Nadia Bolz-Weber describes her life as one of much brokenness. Raised in the Church of Christ, she began using drugs early and her life swam out of control She was in the music scene, and drugs was a reality, and through sobriety and the man who would become her husband, a Lutheran pastor, she found Christ. Christ made sense to her as she saw him as One who came for all and especially the most disenfranchised. She founded a Lutheran Church in Denver that was open to all, She makes beauty in life.

That is our call–to make beauty in life–to move beyond ourselves and be open to others, to open our hearts and see people as children of God and to act accordingly. That is what Jesus means in our Scripture today–to clothe ourselves in wedding garments means for us to open our hearts, our lives to all of our neighbors around us. Deo Gratias! Thanks be to God!

Working In the Vineyard

August 21, 2014

Matt. 20:1-16; “Working the Vineyard” Jessica Powers”

Jessica Powers wrote: “There is a homelessness never to be clearly defined./It is more than having no place of one’s own, no bed, or chair. . /It is the pain of the mystic suddenly thrown back from the noon of God to the night of his own humanity.”

Saturday night I took two leaders of Street Soccer to look for a player who had run away angry. They told me of their program working with homeless individuals, and their sense of futility with a system that really provides so little; I received a letter from a woman today condemning me for my ministry, for not “saving souls,” and saying “you are going to hell; and then all of the news around Ferguson, the shootings in California. What I am continuing to learn is I am just a human being–who sooner then I wish will simply die and return to the dust, and life will go on. But what I also know is that in the midst of the futility that seems so present now, in the night of my humanity is that God reigns, and God will bring his kingdom into reality and all any one of us can do is simply to be faithful. Meister Eckhart said:
“Whoever knew but one creature would not need to ponder any sermon, for every creature is full of God and is a book.”

I met a young man in Sacramento, selling hand made flowers made from weed on the river, he gave me one because I took time to speak to him, or has he put it so eloquently, “you treated me like a human being.” In him I saw the face of Christ, and for now that is what I am to focus on, in this “night of my own humanity.” Deo Gratias! Thanks be to God!

Let the Children Come

August 16, 2014

August 16, “Let the Children Come”, Matt. 19:13-15 John Courtney Murray

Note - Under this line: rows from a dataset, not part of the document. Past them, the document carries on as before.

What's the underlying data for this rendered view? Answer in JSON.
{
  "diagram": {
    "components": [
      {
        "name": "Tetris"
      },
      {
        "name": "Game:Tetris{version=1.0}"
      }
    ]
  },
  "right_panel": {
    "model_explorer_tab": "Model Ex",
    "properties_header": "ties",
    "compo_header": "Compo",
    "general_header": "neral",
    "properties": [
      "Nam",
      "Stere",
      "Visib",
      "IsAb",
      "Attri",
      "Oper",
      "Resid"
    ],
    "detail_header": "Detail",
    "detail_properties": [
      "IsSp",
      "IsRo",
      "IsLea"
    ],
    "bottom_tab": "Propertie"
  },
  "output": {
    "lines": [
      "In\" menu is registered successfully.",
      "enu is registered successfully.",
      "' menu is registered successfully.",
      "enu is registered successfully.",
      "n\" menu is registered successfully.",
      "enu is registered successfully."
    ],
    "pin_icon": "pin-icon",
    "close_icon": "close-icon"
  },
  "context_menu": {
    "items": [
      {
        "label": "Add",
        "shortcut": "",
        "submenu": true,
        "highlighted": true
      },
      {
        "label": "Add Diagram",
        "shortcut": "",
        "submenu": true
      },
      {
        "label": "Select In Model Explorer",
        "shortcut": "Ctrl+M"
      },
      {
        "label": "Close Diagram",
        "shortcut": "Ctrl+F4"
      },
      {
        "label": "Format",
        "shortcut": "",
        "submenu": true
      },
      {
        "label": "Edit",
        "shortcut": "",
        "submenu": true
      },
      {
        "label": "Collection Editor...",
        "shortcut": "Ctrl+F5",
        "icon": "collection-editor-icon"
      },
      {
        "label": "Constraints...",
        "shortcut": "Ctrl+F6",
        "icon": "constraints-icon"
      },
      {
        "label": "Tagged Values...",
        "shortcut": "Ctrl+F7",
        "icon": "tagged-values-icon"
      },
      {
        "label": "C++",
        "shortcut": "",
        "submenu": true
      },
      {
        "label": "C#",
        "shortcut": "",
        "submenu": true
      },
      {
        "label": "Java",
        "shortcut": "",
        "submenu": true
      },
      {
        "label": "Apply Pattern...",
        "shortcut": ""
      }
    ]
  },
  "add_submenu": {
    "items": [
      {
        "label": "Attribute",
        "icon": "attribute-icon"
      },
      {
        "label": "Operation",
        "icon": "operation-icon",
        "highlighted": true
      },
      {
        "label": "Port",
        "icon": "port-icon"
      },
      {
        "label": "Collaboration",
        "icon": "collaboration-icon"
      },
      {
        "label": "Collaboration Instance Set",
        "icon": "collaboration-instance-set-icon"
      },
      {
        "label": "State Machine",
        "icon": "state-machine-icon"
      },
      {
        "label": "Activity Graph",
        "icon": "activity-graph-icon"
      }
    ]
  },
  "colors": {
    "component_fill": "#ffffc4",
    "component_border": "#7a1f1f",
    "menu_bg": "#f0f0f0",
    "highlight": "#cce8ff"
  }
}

We put down children and youth. I have always found young adults the most open and aware. Last night a young man commented to me: “You know what is going on in Ferguson and everywhere is so fucked up, people just don’t look past the front of their eyes, they are so afraid, they hide, and then they hurt people.” In essence he said it all–we do not move outside of ourselves before we act and we hurt people.

People are living on the street, they have no health care, they have no food–in this the wealthiest City in the country–and we walk by. I had a person tell me I am wasting time listening to these guys all the time, but if wasting my time is learning how to listen to God and how to say “God’, then it is well worth it. For in each person we find the Christ. Dr. Will Tuttle sums up a way we should look at life:

Once we see and understand, we become a voice for the voiceless, a note in the glorious chord of healing and awakening that is endlessly unfolding in our shared consciousness.

Deo Gratias! Thanks be to God!


Follow

Get every new post delivered to your Inbox.

Join 348 other followers